The below letter been sent by Natalie Fenton on 8th November 2017 to Professor Thompson of the AHRC concerns relating to the Call for the Creative Industries Clusters Programme from the Media, Communications and Cultural Studies Subject Association (MeCCSA).
We have not yet received a response, though will publish this if we receive one.
The MeCCSA letter is also available as a PDF download.
8 November 2017
Dear Professor Thompson,
Creative Industries Clusters Programme
We wish to express our very warm welcome for the focus on ‘creative industries’ being fostered by the AHRC. This is an area, however defined or demarcated, that is of central concern to a large proportion of our members. As the major subject association representing academics working in the field of media, communications, and cultural research this research funding development is of great interest and importance.
We do, however, have a major concern about the recent Call for this programme. The Call stresses that “… the innovations produced by our investment must have the potential to contribute to commercial outcomes. We are not able to fund purely theoretical research, critical studies or historical analysis”. This limitation on potential research has caused considerable distress and disquiet in the research community. We recognise the focus of the Programme on application and innovation, and of course the value of collaboration with non-academic organisations in the relevant fields. Nonetheless, it is of very major concern that a Research Council whose mission is explicitly to “fund excellent research projects not fully supported from other sources, including those of field-defining or transformative potential and deploying interdisciplinary and thematic approaches” should restrict a major initiative in this way.

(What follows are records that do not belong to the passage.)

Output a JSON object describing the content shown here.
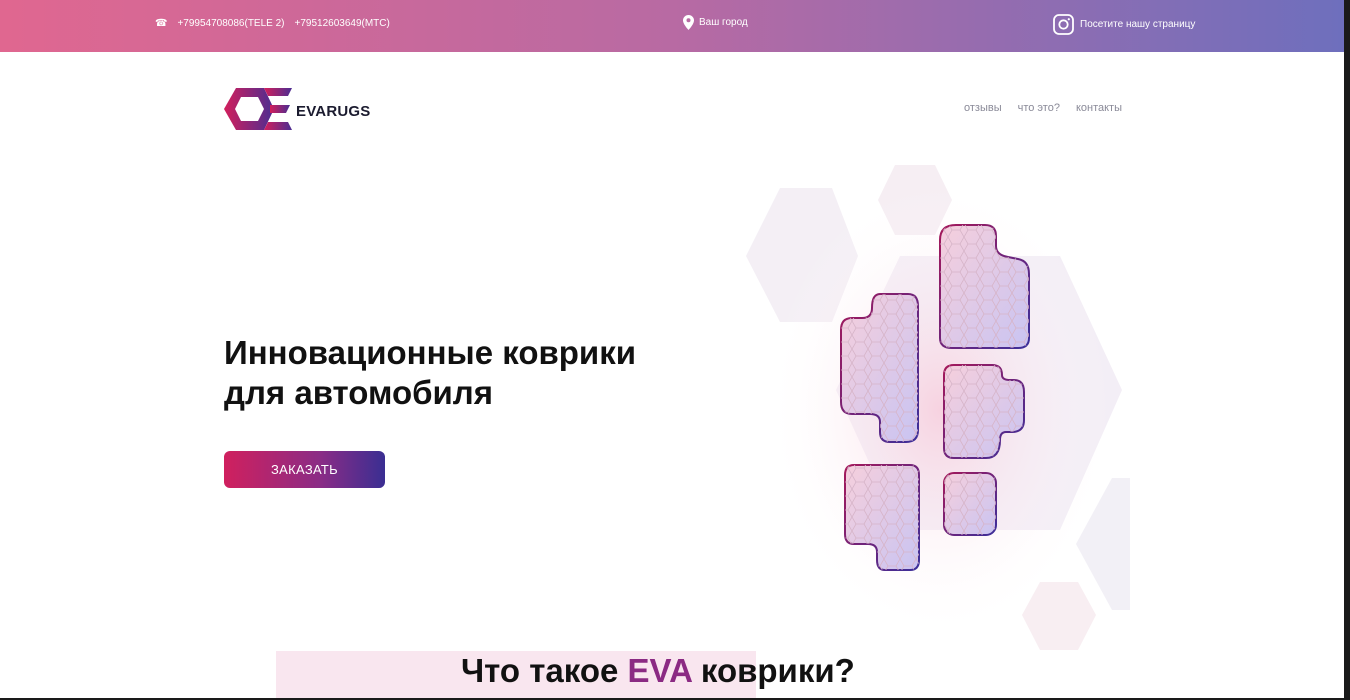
{
  "topbar": {
    "phone_1": "+79954708086(TELE 2)",
    "phone_2": "+79512603649(MTC)",
    "city": "Ваш город",
    "instagram_label": "Посетите нашу страницу",
    "gradient_start": "#e06790",
    "gradient_end": "#6e6fbd"
  },
  "header": {
    "logo_text": "EVARUGS",
    "nav": [
      "отзывы",
      "что это?",
      "контакты"
    ]
  },
  "hero": {
    "title_line_1": "Инновационные коврики",
    "title_line_2": "для автомобиля",
    "order_button": "ЗАКАЗАТЬ",
    "image_icon": "car-floor-mats-illustration"
  },
  "section": {
    "title_before": "Что такое ",
    "title_accent": "EVA",
    "title_after": " коврики?",
    "accent_color": "#8b2a83"
  },
  "icons": {
    "phone": "phone-icon",
    "location": "location-pin-icon",
    "instagram": "instagram-icon"
  }
}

Developments in the area of creative industries are rapid, dynamic, and rooted in a fast changing basis of conception and activity. It is for these very reasons that critical work, detached from the immediate and pragmatic application of research to commercial outcome, is so vital, and indeed so practical. Whatever the priorities of the Programme, to rule out such fundamental work entirely is surely to betray the purpose of AHRC funding as well as inappropriately to limit the range and value of research likely to emerge from the Programme.

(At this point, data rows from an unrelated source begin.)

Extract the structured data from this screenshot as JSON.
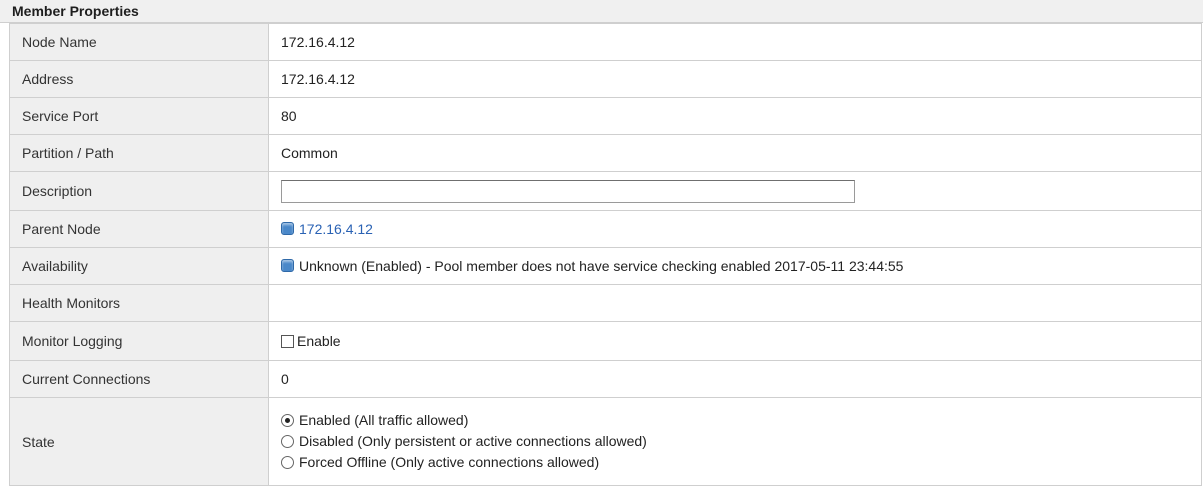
{
  "section": {
    "title": "Member Properties"
  },
  "rows": {
    "node_name": {
      "label": "Node Name",
      "value": "172.16.4.12"
    },
    "address": {
      "label": "Address",
      "value": "172.16.4.12"
    },
    "service_port": {
      "label": "Service Port",
      "value": "80"
    },
    "partition": {
      "label": "Partition / Path",
      "value": "Common"
    },
    "description": {
      "label": "Description",
      "value": "",
      "placeholder": ""
    },
    "parent_node": {
      "label": "Parent Node",
      "value": "172.16.4.12",
      "icon": "status-square-blue-icon"
    },
    "availability": {
      "label": "Availability",
      "value": "Unknown (Enabled) - Pool member does not have service checking enabled 2017-05-11 23:44:55",
      "icon": "status-square-blue-icon"
    },
    "health_monitors": {
      "label": "Health Monitors",
      "value": ""
    },
    "monitor_logging": {
      "label": "Monitor Logging",
      "checkbox_label": "Enable",
      "checked": false
    },
    "current_connections": {
      "label": "Current Connections",
      "value": "0"
    },
    "state": {
      "label": "State",
      "options": [
        {
          "label": "Enabled (All traffic allowed)",
          "checked": true
        },
        {
          "label": "Disabled (Only persistent or active connections allowed)",
          "checked": false
        },
        {
          "label": "Forced Offline (Only active connections allowed)",
          "checked": false
        }
      ]
    }
  },
  "colors": {
    "link": "#2a62b4",
    "status_blue": "#4a88c9",
    "label_bg": "#efefef",
    "border": "#cfcfcf"
  }
}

We would welcome your comments, and note that we wish to publish both this letter and any response in our Association Newsletter.
Prof. Natalie Fenton